Monday night, Rep. Paul Ryan (R-WI) was pressed by Chris Matthews to identify what programs he would eliminate in order to address the deficit, and all Ryan could come up with was repealing the remaining stimulus and TARP funds. Ryan was unable to name a program that affects the long-term deficit, and by advocating for the elimination of the stimulus he was endorsing a tax increase on the middle class.
However, at least Ryan was able to positively identify something that he would cut. Today, Rep. John Shadegg (R-AZ) went on MSNBC and put on an even less impressive performance.
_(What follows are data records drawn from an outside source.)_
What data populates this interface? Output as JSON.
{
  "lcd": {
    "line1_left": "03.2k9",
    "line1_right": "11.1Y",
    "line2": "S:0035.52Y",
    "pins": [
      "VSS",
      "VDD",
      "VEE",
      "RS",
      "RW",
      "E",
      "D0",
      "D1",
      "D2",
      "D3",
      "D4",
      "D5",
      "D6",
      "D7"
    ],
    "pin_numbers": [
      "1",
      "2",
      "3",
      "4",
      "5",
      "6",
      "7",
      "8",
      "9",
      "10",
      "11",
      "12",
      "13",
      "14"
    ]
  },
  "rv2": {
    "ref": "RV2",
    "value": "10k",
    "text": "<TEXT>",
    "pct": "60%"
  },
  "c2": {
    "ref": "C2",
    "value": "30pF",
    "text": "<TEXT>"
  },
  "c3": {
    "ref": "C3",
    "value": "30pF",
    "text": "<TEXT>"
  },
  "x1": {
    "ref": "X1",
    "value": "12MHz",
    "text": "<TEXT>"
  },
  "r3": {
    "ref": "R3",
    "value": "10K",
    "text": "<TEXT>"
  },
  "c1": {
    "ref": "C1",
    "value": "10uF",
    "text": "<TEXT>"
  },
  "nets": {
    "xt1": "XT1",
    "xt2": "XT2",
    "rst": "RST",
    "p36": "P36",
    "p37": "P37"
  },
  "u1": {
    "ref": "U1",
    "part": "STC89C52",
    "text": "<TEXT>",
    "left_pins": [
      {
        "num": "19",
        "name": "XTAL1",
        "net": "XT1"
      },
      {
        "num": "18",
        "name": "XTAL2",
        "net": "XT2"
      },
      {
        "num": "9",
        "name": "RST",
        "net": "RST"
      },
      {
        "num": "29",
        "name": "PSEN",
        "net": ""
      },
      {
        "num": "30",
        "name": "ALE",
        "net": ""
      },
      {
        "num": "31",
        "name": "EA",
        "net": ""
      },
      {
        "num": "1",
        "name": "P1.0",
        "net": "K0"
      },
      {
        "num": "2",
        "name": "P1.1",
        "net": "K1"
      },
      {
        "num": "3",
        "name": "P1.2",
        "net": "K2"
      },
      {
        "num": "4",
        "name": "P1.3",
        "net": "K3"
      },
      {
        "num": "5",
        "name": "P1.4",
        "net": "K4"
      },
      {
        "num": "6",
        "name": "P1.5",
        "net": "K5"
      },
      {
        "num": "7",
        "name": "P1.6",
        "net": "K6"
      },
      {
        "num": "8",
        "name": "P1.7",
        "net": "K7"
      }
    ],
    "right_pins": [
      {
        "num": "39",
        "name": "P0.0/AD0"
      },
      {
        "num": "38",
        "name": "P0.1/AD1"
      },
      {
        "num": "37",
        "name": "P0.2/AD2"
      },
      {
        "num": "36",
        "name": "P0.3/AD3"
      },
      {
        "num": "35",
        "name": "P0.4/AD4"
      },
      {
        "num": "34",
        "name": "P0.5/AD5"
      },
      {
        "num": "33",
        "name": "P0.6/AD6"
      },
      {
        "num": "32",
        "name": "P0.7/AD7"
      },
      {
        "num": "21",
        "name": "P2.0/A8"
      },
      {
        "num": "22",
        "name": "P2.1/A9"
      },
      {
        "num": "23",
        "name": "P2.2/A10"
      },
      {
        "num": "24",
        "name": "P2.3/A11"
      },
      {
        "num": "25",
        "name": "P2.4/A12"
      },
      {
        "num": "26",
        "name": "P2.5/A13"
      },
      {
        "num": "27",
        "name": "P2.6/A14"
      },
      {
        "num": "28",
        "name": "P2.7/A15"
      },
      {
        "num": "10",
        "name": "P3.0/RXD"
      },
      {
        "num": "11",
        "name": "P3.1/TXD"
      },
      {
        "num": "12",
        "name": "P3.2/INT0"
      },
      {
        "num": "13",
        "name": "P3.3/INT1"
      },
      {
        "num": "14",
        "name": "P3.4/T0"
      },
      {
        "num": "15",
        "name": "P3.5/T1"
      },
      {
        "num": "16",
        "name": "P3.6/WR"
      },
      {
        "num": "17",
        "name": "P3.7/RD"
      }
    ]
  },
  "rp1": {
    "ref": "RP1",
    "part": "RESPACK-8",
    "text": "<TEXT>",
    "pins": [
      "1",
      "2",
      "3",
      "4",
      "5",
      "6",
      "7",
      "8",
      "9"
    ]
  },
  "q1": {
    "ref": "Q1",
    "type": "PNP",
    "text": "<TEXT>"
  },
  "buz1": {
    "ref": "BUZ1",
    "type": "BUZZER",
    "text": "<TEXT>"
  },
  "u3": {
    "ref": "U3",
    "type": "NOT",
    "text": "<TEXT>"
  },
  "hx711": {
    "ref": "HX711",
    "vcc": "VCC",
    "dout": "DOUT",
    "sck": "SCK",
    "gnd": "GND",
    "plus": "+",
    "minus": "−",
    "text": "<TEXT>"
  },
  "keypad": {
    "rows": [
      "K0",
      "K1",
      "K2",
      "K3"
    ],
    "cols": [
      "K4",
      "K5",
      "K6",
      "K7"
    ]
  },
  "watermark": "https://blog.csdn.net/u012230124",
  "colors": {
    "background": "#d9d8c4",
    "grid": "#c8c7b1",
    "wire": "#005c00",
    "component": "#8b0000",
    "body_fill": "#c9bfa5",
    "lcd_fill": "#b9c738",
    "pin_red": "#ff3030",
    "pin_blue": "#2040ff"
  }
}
Mike Barnacle begged Shadegg to identify just one specific program that he would axe, but Shadegg fell back on the conservative tactic of calling for an across the board cut on all programs:
BARNACLE: We have had an endless stream of members of Congress and the United States Senate on here over the past two or three years and whenever they are asked the question, ‘specifically, what would you cut to trim spending in the federal government,’ everybody agrees it’s a huge problem, we have to soak our faces in cement here on the set to prevent ourselves from laughing out loud at the non-answers we get. So my question to you, long-winded question here, is, can you please, I’m begging you, give me just one program you’d cut? We’ll start with just one program you’d cut.
SHADEGG: Well, there are lots of programs I would cut. I would begin by an across the board cut on all spending because I think we need to spread this…I’d say five percent across the board tomorrow on every single program, including defense, then you’d begin the process in the right direction.
This is extremely lazy of Shadegg, and shows that he’s fundamentally disinterested in actually addressing the deficit. An across the board cut makes no attempt to prioritize between vital, necessary programs that people depend upon and unnecessary, wasteful spending. It simply takes the same chunk out of everything. Is Shadegg willing to cut veteran’s health care or Social Security benefits by five percent tomorrow? How about border enforcement, food stamps, homeland security, the FBI, or national park funding? The list goes on and on.
But it’s not that hard to come up with something in the federal budget that actually can be cut. Here are some suggestions: the second engine for the F-35 and the C-17 transport plane, both of which the Pentagon doesn’t want. How about the $45 billion in subsidies we give to Big Oil companies? There’s a tax subsidy for NASCAR track owners that can certainly go. Agriculture subsidies and subsidies for ethanol, which both benefit huge corporations, need to be cut. There are also a handful of Army Corps of Engineers projects that are environmentally and economically disastrous that can certainly come to an end.
At the same time, revenue needs to be responsibly raised by allowing the Bush tax cuts to expire, ending the preferential tax treatment that hedge fund managers receive, reinstating the estate tax, cracking down on offshore tax havens, and closing the S-corp tax loophole. But Shadegg isn’t interested in grappling with any of the realities of the budget, instead opting for a talking point that proves nothing besides his own lack of credibility on the issue.